But five years is a long, long time in politics.  Can Alex Salmond rely on such unity of purpose and thought from all 69 members throughout this historic second term?  The burd has her doubts and far from seeing this as a bad thing, it would be good for the Parliament and the SNP itself.  Discipline is important but so too is internal debate and discourse.  At the very least, the dynamics of a group are well served by having a few prepared and thoughtful enough to play devil’s advocate.  It makes for better decision-making all round.

The SNP group is diverse if not totally representative of the people.  But there are three characteristics worthy of comment at this stage.

First, the group has a significant number of councillors from all over the country some with many years’ experience of opposition, like Richard Lyle and David Torrance, others like Derek Mackay and Kevin Stewart, with experience of administration.  From the off, there are 16 out of 69 members carrying a dual mandate at least until next May which may limit the contribution some of them can make, simply due to time restraints and workload.  But it does also give them an understanding of why discipline is necessary but also of the mischief that can be caused within a large group.  More helpfully, they bring with them an insight into the potential impact of national government policy on local service delivery.  They might not always see eye to eye with Government proposals and their representation elsewhere will certainly give them a different perspective to offer.

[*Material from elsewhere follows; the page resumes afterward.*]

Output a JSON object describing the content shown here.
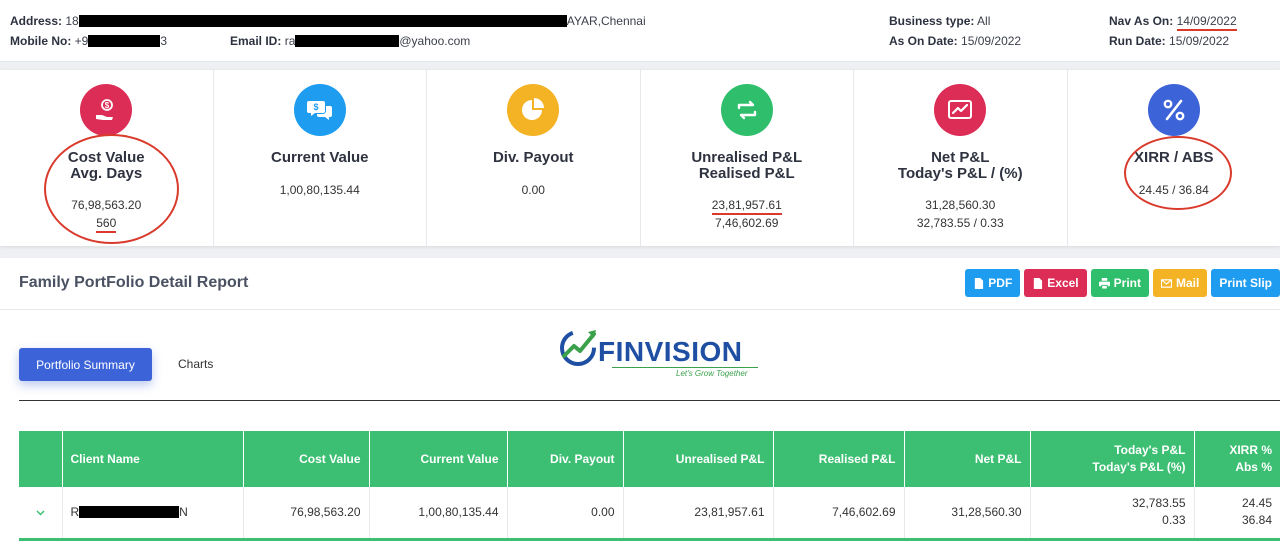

Second, there is a significant number of people who have reached an age and a level of achievement in their own lives, by their own efforts, that they will feel confident enough about being their own people.  They are largely men – but might also include the wonderful Jean Urquhart – who have established their own businesses or had highly successful careers and have coupled those experiences with their belief – sometimes long held, often only shaped by their experience – in Scottish independence.  A Ministerial career would be nice but they’ve had – still have in some cases – successful interests elsewhere and actually their driving force will be the desire to take Scotland forward to independence.  Many of this group will not have expected to find themselves in Holyrood and will be mindful that a shift in the electoral wind could dump them back out at the next election.  They won’t want to waste their big chance to achieve their life’s dream.

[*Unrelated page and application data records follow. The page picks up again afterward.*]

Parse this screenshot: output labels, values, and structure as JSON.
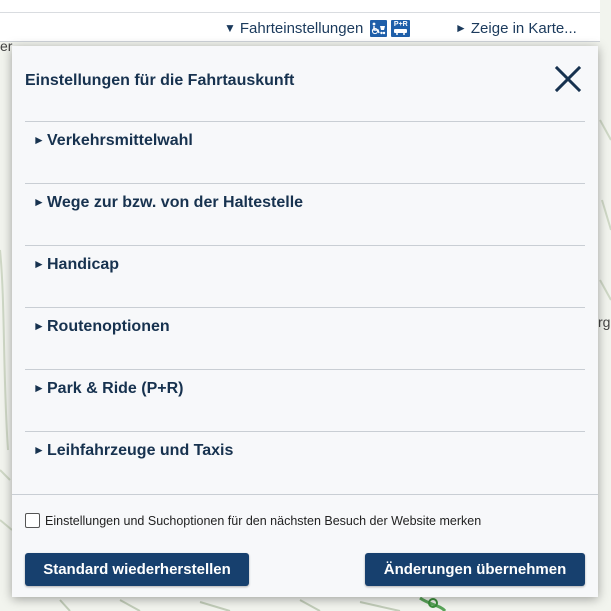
{
  "topbar": {
    "settings_label": "Fahrteinstellungen",
    "map_label": "Zeige in Karte...",
    "badge_park_ride": "P+R"
  },
  "map": {
    "label_left": "er",
    "label_right": "rg"
  },
  "dialog": {
    "title": "Einstellungen für die Fahrtauskunft",
    "sections": [
      {
        "label": "Verkehrsmittelwahl"
      },
      {
        "label": "Wege zur bzw. von der Haltestelle"
      },
      {
        "label": "Handicap"
      },
      {
        "label": "Routenoptionen"
      },
      {
        "label": "Park & Ride (P+R)"
      },
      {
        "label": "Leihfahrzeuge und Taxis"
      }
    ],
    "remember_label": "Einstellungen und Suchoptionen für den nächsten Besuch der Website merken",
    "remember_checked": false,
    "reset_button": "Standard wiederherstellen",
    "apply_button": "Änderungen übernehmen"
  },
  "colors": {
    "primary": "#17406e",
    "text": "#17324f",
    "badge": "#1f5fa9"
  },
  "icons": {
    "triangle": "triangle-right-icon",
    "close": "close-icon",
    "accessibility": "wheelchair-stroller-icon",
    "park_ride": "park-ride-icon"
  }
}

They might all be gradualists now but some could become impatient if the route path to independence remains as rocky and indistinct as is currently being expressed.  Or they feel that the switch to independence lite is the wrong path to take.

Third, whisper it, but this parliamentary group contains a significant number of NPKAF – Nats Previously Known As Fundies.  Apparently the old debates between fundamentalism and gradualism are dead and buried but the shift towards independence-lite and away from full fat independence might just re-ignite them.  There are many who will see the pragmatism in what Alex Salmond and the leadership are proposing for now, but old habits die hard.  Most believe in an innate patriotic nationalism that still expresses itself in the old songs and in notions of freedom.  It might be well buried for now but again, frustration and impatience, particularly if the new strategy starts to garner negative headlines, could see it bubbling to the surface.

And make no mistake, Alex Neil, for all his constructive role since election in 1999, is close to many in this segment of the parliamentary group.  He will be keeping them close and offering a friendly ear and shoulder to lean on as they find their way into parliamentary life.  He is a wily enough character to know to court this segment – just in case.

But for the moment, everything in the Nationalist garden is rosy.  A few will be waiting anxiously by the phone today, hoping to receive a call from the great man himself.  He does after all have riches to choose from to fill his senior Cabinet and more junior ministerial positions.

His tactical nous on taking Scotland on to independence has seldom been wrong and his MSPs will trust his judgement implicitly.  For now.